“There’s an industry built up for these pet owners,” Mike says, and it’s an industry that has also allowed for Mike and Debbie to create friends around the country through their famous dog. Not long ago the two traveled to Massachusetts to watch as their son competed in the Boston Marathon, and, while in town, they met up with Mochi and Kiwi, two golden retrievers with their own massive fan base of over 50,000 followers on Instagram.
Being well-tempermented does not just lend itself to being a good Instagram model. Debbie knew long before Ella came into their lives that she wanted their second dog to be a service dog of some kind. She saw firsthand the effect therapy dogs can have while her father was in a nursing home and his dogs were brought to visit. “She would see how not just him but everybody in the nursing home would get all excited to see the puppies,” Mike says.
On top of already being familiar with the breed, as their previous dog had been a Golden mix, it is the good temperament of the golden retriever that makes them good therapy dogs and made them bring Ella home in the first place.
So as soon as the family brought her home they wasted no time and began training her for the test necessary to become a service animal. The group she works with only does therapy dog testing twice a year, so for the past 22 months, Ella has been going to school to get ready for the big day.
However, despite killing it at the Instagram game, her work as a therapy-dog-in-training has not always been perfect. While some days she does great, other days she really likes to just be playful. Spring break also proved to be a setback for the influencer. Like many non-dogs, taking a week off of studying caused her to forget a few things.

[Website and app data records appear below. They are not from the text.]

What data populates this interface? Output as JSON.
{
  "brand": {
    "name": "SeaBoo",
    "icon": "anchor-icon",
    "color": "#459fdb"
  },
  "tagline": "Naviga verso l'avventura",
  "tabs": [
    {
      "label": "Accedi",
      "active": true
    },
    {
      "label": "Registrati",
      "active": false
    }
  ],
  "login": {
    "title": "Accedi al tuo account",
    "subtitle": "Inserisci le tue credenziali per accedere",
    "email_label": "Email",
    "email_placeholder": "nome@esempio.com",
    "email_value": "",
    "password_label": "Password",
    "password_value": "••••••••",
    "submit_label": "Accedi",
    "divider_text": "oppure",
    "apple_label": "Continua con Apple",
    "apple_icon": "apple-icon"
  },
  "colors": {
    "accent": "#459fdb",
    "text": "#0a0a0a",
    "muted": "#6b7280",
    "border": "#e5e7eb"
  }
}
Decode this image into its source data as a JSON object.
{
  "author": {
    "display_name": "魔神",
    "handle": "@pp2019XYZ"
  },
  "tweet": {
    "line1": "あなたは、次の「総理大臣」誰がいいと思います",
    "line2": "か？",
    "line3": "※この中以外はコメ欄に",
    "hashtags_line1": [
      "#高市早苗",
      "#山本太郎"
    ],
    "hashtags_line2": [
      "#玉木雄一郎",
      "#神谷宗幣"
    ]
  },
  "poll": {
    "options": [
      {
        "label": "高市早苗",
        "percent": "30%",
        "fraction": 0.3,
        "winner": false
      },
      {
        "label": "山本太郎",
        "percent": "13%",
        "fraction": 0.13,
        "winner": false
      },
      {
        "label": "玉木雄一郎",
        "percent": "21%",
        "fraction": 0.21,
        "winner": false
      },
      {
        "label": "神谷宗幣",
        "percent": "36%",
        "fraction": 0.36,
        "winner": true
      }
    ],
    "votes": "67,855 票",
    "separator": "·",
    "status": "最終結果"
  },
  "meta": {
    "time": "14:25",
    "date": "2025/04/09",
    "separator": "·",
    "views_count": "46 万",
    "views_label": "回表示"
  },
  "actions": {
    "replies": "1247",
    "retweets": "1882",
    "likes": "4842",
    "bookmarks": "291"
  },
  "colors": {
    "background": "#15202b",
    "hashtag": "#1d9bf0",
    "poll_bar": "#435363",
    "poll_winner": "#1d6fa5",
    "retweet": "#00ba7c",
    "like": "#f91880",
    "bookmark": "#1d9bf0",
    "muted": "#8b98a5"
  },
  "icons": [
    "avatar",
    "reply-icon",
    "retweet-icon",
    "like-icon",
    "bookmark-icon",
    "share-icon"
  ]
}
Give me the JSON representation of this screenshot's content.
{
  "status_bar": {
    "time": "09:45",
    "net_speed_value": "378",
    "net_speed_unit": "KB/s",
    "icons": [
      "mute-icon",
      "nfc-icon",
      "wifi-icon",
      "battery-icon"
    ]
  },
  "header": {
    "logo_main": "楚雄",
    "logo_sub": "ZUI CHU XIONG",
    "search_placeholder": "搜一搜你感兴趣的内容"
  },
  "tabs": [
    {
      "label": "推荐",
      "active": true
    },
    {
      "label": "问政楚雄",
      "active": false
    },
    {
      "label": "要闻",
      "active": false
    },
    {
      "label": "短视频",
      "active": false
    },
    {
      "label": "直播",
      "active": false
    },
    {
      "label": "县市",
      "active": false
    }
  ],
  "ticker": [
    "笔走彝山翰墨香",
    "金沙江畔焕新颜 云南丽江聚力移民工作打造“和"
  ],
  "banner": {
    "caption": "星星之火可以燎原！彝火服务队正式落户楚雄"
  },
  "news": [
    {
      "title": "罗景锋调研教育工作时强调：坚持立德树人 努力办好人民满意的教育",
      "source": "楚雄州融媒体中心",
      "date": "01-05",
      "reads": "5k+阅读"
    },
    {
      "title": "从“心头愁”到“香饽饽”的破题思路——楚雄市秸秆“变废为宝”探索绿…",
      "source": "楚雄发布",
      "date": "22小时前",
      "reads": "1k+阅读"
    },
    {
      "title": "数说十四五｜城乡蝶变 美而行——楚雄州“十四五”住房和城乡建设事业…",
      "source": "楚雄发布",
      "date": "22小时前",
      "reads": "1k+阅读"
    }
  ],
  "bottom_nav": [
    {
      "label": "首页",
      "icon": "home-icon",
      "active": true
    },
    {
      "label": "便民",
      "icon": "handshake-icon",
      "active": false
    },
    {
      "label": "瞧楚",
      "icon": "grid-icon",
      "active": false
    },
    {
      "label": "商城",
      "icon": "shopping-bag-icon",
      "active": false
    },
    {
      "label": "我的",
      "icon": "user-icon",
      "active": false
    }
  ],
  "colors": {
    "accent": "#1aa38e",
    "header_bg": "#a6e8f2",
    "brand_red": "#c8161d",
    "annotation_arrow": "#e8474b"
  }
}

A lot of the training that goes into becoming a therapy dog is basic obedience. Learning things like not jumping at sudden noises and not licking and picking up things that are on the floor (if pills are spilled in a hospital you wouldn’t want a dog to lap them up). While another part of the training is just about maintaining composure. For example, not getting scared when a large crowd rushes at them.
Another important area of training is also one that Ella had particular trouble with: reacting to loud and sudden noises. In training, to get the dogs used to such things, the instructors put chains inside an old metal can and drop it across the room. At home, Mike and the family used their own method to desensitize Ella, turning on their vacuum cleaners more than usual.
There are other things she needed to get used to like crutches and people using walkers to get around, things that, at first, she was very afraid of. So to help her with this, the Sykuta family brought crutches and walkers home with them and kept them around the house.
At the end of the day, when she’s not training or posing for photos, what Ella really loves more than anything is simple love and attention. Particularly, being cuddled. Recently while Mike was watching TV one night, she did something she had never done before: hop up to lay down in his lap.
“She thinks she’s a 70-pound lap dog,” he says.
On Sunday, April 7, Ella took her therapy dog test and passed “with flying colors,” Mike says. Her first event will be Sunday, May 12, at Ellis Library. Yet despite her new job, she also will continue in her career as a social media influencer. And as Mike points out, the two are more similar than one may think.
“In some sense it’s just an extension of the therapy dog thing. The whole idea of doing that is so that she can make other people feel good.”